        Evaluates how individuals and movements have shaped the United States (1890 - present).

      • 4.2.2. Benchmark / Gle: CULTURES AND CULTURAL GROUPS

        Analyzes how cultures and cultural groups have shaped the United States (1890 - present).

      • 4.2.3. Benchmark / Gle: IDEAS AND TECHNOLOGY

        Analyzes and evaluates how technology and ideas have shaped U.S. history (1890 - present).

    • 4.3. Component / Goal:

      Understands that there are multiple perspectives and interpretations of historical events.

      • 4.3.1. Benchmark / Gle: HISTORICAL INTERPRETATION

        Analyzes differing interpretations of events in U.S. history (1890 - present).

      • 4.3.2. Benchmark / Gle: MULTIPLE CAUSATION

        Analyzes multiple causes of events in U.S. history, distinguishing between proximate and long-term causal factors (1890 - present).

    • 4.4. Component / Goal:

      Uses history to understand the present and plan for the future.

      • 4.4.1. Benchmark / Gle: HISTORICAL ANTECENDENTS

        Analyzes how an understanding of United States history can help us prevent problems today.

  • WA.5. Ealr / Domain: SOCIAL STUDIES SKILLS

    The student understands and applies reasoning skills to conduct research, deliberate, form, and evaluate positions through the processes of reading, writing, and communicating.

    • 5.1. Component / Goal:

      Uses critical reasoning skills to analyze and evaluate positions.

      • 5.1.1. Benchmark / Gle: UNDERSTANDS REASONING

        Analyzes the underlying assumptions of positions on an issue or event.

      • 5.1.2. Benchmark / Gle: EVALUATES REASONING

        Evaluates the depth of a position on an issue or event.

    • 5.2. Component / Goal:

      Uses inquiry-based research.

      • 5.2.1. Benchmark / Gle: FORMS QUESTIONS

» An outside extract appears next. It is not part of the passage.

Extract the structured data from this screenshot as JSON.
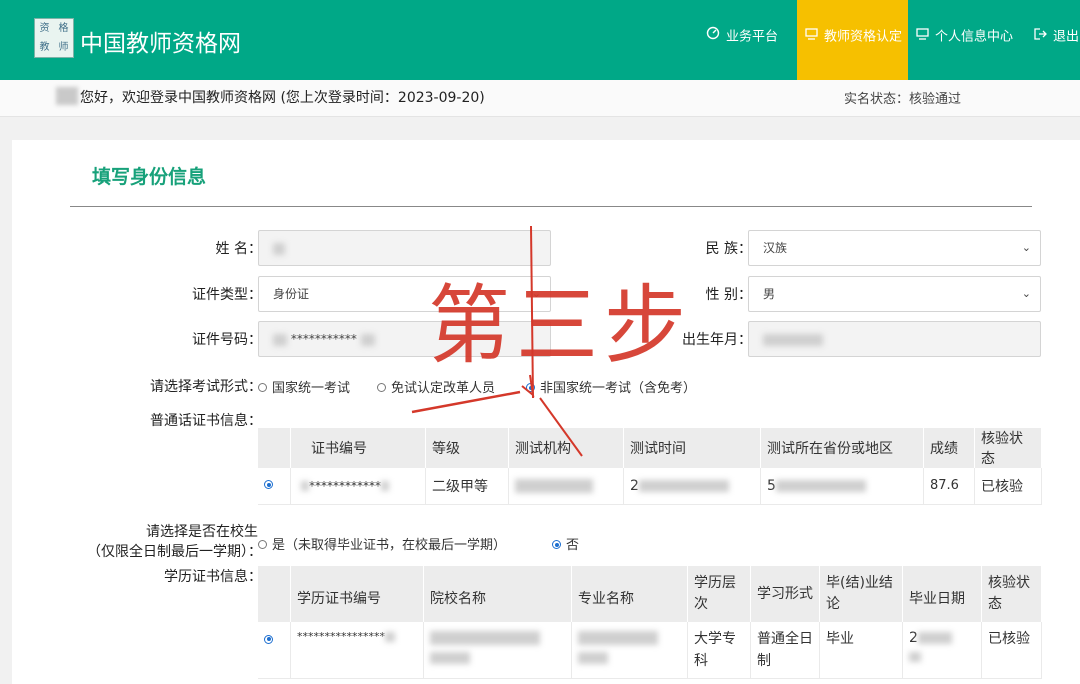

        Evaluates and revises research questions to refine inquiry on an issue or event.

      • 5.2.2. Benchmark / Gle: ANALYZES SOURCES

        Evaluates the validity, reliability, and credibility of sources when researching an issue or event.

    • 5.3. Component / Goal:

      Deliberates public issues.

      • 5.3.1. Benchmark / Gle: DELIBERATION

        Creates and articulates possible alternative resolutions to public issues and evaluates these resolutions using criteria that have been identified in the context of a discussion.

    • 5.4. Component / Goal:

      Creates a product that uses social studies content to support a thesis and presents the product in an appropriate manner to a meaningful audience.

      • 5.4.1. Benchmark / Gle: CREATES POSITION AND PRODUCT

        Evaluates and interprets other points of view on an issue within a paper or presentation.